Unity is a word that comes up often when asking people - students and adults alike - to talk about this class and to help define them. And to be sure, adversity has played a role in forging that amalgam.
In many respects, it was a way for these young people to lift a positive thread from the tragedy they have endured and the grief they still feel at the death of Eric MacLean, killed in a car crash in late March of this year. It wasn't their first experience of loss. In 1999, a single-car accident in West Tisbury claimed the life of Robert Luce Jr. And for students from Oak Bluffs, it was a boating accident in 1993 that took the life of their classmate Joey Beaulieu and left another classmate, Alex Loud, to mourn both a brother and a father.
"Our class went through a lot with the deaths," said senior Chris Armstrong of Oak Bluffs. "But it definitely brought a lot of people together."
That experience, said senior Alicia Agnoli, could have helped to lessen the intensity of the cliques so common in high school. "In any group of people, there's going to be cliques," she said. "but I'd say everyone can get along. There's a lot of overlapping."
This class learned to accept one another despite the differences. "You can smile at just about everyone in the hallways," said senior Will Evans.
The bond within this class stretched across towns and socioeconomic levels, according to principal Peg Regan. "Their class spirit has been phenomenal. They've had a lot of tragedies over the years," she said. "But they have pulled together."

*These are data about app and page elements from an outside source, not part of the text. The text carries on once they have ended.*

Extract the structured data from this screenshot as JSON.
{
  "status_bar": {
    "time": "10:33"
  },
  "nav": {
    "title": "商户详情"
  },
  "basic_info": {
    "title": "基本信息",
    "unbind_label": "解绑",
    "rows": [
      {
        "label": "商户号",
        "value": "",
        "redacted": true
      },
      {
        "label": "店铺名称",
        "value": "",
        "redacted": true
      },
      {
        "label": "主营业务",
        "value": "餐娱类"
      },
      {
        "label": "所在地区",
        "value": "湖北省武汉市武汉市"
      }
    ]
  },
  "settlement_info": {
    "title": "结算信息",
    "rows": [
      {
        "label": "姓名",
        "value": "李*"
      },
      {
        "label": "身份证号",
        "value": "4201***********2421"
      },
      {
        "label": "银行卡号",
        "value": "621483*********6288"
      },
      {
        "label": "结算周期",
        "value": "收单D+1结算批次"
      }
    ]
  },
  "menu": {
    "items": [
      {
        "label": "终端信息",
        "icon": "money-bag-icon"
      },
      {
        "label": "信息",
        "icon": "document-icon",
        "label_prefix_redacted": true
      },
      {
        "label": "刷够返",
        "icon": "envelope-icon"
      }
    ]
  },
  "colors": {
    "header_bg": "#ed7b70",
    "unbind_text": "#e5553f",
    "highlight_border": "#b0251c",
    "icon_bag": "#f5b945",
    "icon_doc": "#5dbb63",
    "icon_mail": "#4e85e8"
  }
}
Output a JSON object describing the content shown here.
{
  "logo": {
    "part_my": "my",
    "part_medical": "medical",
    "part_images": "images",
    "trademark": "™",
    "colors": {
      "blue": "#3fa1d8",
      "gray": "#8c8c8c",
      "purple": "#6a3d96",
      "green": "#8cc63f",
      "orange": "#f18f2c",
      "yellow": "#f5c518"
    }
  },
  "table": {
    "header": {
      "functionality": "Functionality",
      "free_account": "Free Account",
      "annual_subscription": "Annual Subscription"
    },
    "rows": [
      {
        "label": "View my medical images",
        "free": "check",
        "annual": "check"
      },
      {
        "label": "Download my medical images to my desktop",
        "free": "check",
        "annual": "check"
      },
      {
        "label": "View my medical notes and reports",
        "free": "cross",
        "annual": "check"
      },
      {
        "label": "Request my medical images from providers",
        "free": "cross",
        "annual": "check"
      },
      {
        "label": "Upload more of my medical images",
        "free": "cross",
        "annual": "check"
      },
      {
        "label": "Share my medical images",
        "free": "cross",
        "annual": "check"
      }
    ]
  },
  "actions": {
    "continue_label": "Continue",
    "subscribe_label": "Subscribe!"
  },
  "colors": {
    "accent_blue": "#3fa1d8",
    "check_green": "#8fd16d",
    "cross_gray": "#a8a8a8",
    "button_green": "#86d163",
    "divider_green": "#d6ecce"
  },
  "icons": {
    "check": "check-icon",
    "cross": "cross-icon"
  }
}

Dean of students Michael Halt, a class advisor for this group for their four years, said this class knew how to get things done. Their leadership skills, he said, were phenomenal.
"They sponsored several dances through the year. They hired the deejay, rented the facilities and made the phone calls," he said. "I just sat back and co-signed the checks. They made it all happen."
And as both Mr. Halt and Mrs. Regan instituted changes at the high school to involve students in leadership roles, this class took full advantage, joining school subcommittees and stepping up to new jobs in student government.
"I think we are a pretty self-assured bunch," said Miss Agnoli, who is headed to Princeton in the fall. "When we feel we've been wronged. we're not shy to say something about it. And there are plenty of venues where we can speak up. It's important, those opportunities for us to be heard. A lot of people in my class would agree and are willing to step forward and speak."
In public meetings over the year on athletic policies, seniors were vocal on both sides of the debate about consequences for students caught using drugs or alcohol. And when a delegation traveled to the statehouse to lobby for support for SafeRides, seniors Will Evans and Mike Sawyer were among those to testify in front of lawmakers.
"There's a good sense of altruism and looking out for one another," said Mrs. Regan. "SafeRides is a good example. They wanted to make sure people got home and nobody got hurt."
To Shauna Nute, head of the guidance department, this was the all-American class, kids who excelled in sports and in the arts, kids who "experienced tremendous loss and a tremendous amount of success."
And besides that sense of class unity, Ms. Nute observed these students possessed a boldness others before them may have lacked. They looked to colleges further away from home, in the South and Midwest, and they sought out not just traditional four-year colleges but also technical schools where they could hone a special skill.
"These kids are well traveled now, more than in the past," she said "It's not as scary for them to go further away from Mom and Dad." And they have taught their parents to let them venture into the wider world, she added. Possibly they are a little stronger than most as they step into that world.
But they will also leave something behind, a legacy that could be viewed as an antidote to the tough times they have weathered. It came about through student congress whose existence this class helped to usher in this year. They worked hard, the principal said, to get feedback from their constituents.
"They wanted to hear from the kids. What did they want?" said Mrs. Regan. "Kids wanted ice cream in the cafeteria. They listened, and they worked it through. That was the kind of leadership you have in this class."